L.S. Shestakov & V.Yu. Vedenina
Institute for Information Transmission Problems, Russian Academy of Sciences, Moscow, Russia E-mail: firstname.lastname@example.org
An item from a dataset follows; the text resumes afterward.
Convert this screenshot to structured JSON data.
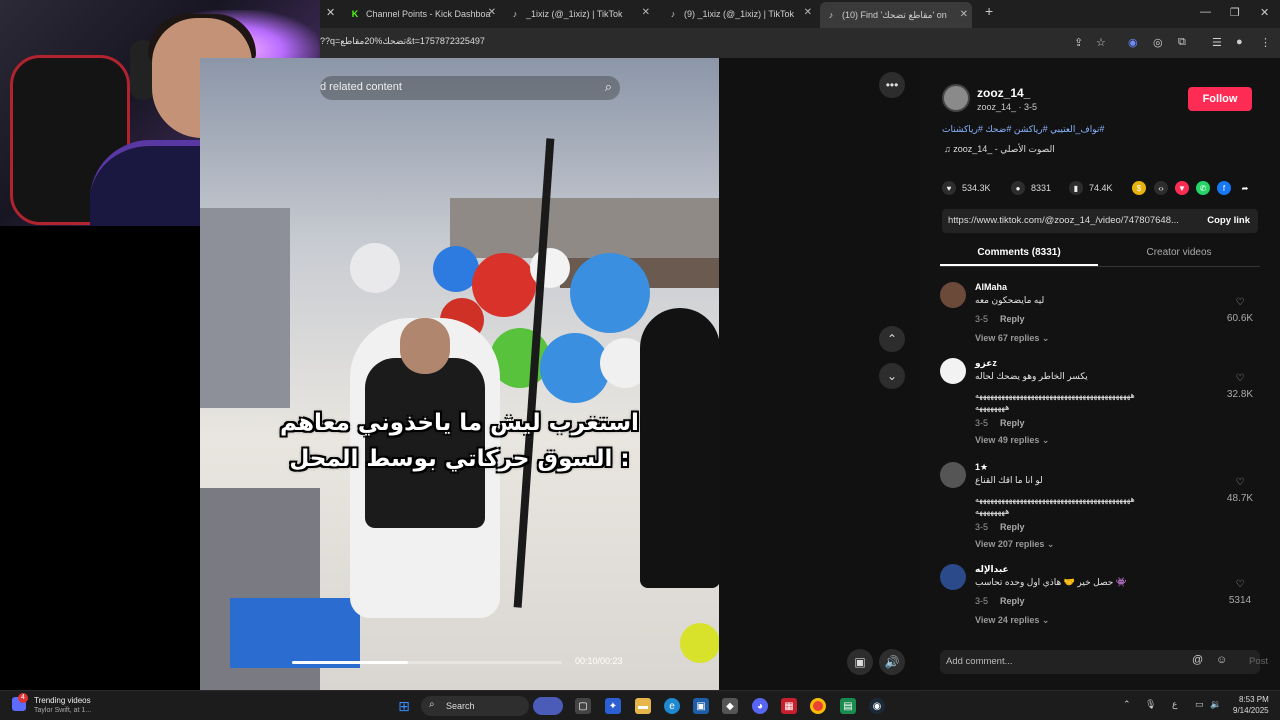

Various characteristics of a long-distance acoustic signal have been shown to vary to different degrees. It has been suggested that female preferences based on stable song parameters are stabilising or weakly directional, and preferences based on variable parameters are strongly directional. We tested this hypothesis based on a short-distance signal (courtship song) produced by the field cricket, Gryllus bimaculatus. We studied the degree of variability of different courtship song parameters and the behavioural importance of several parameters using synthesised song models in playback experiments. We found that most of the courtship song elements of G. bimaculatus were quite variable (coefficient of variation, CV, in the range of 20–53%). The most variable parameter of the courtship song was the relative amplitude of two elements: high-amplitude ticks and lowamplitude pulses. Because songs containing only ticks (of rare occurrence) appeared to be more effective than songs with both ticks and pulses (of frequent occurrence), we consider female preferences to be directional. Alteration of less variable traits, such as the carrier frequency and duration of ticks (CV = 20–25%), had a different effect on female responsiveness. The synthesised songs with different carrier frequencies of ticks were as attractive to females as the positive control (courtship of muted males accompanied by playback of the recorded song). Altering the duration of ticks had a crucial effect on the female response rate, decreasing female responsiveness to the level observed in the negative control (courtship of muted males). Thus, we did not find a strong relationship between the variability of individual song parameters and their potential importance in song recognition and the evaluation of male quality. The partial inconsistency of our results with the data of other authors may be due to different patterns of past and current selection on long-distance and short-distance acoustic signals.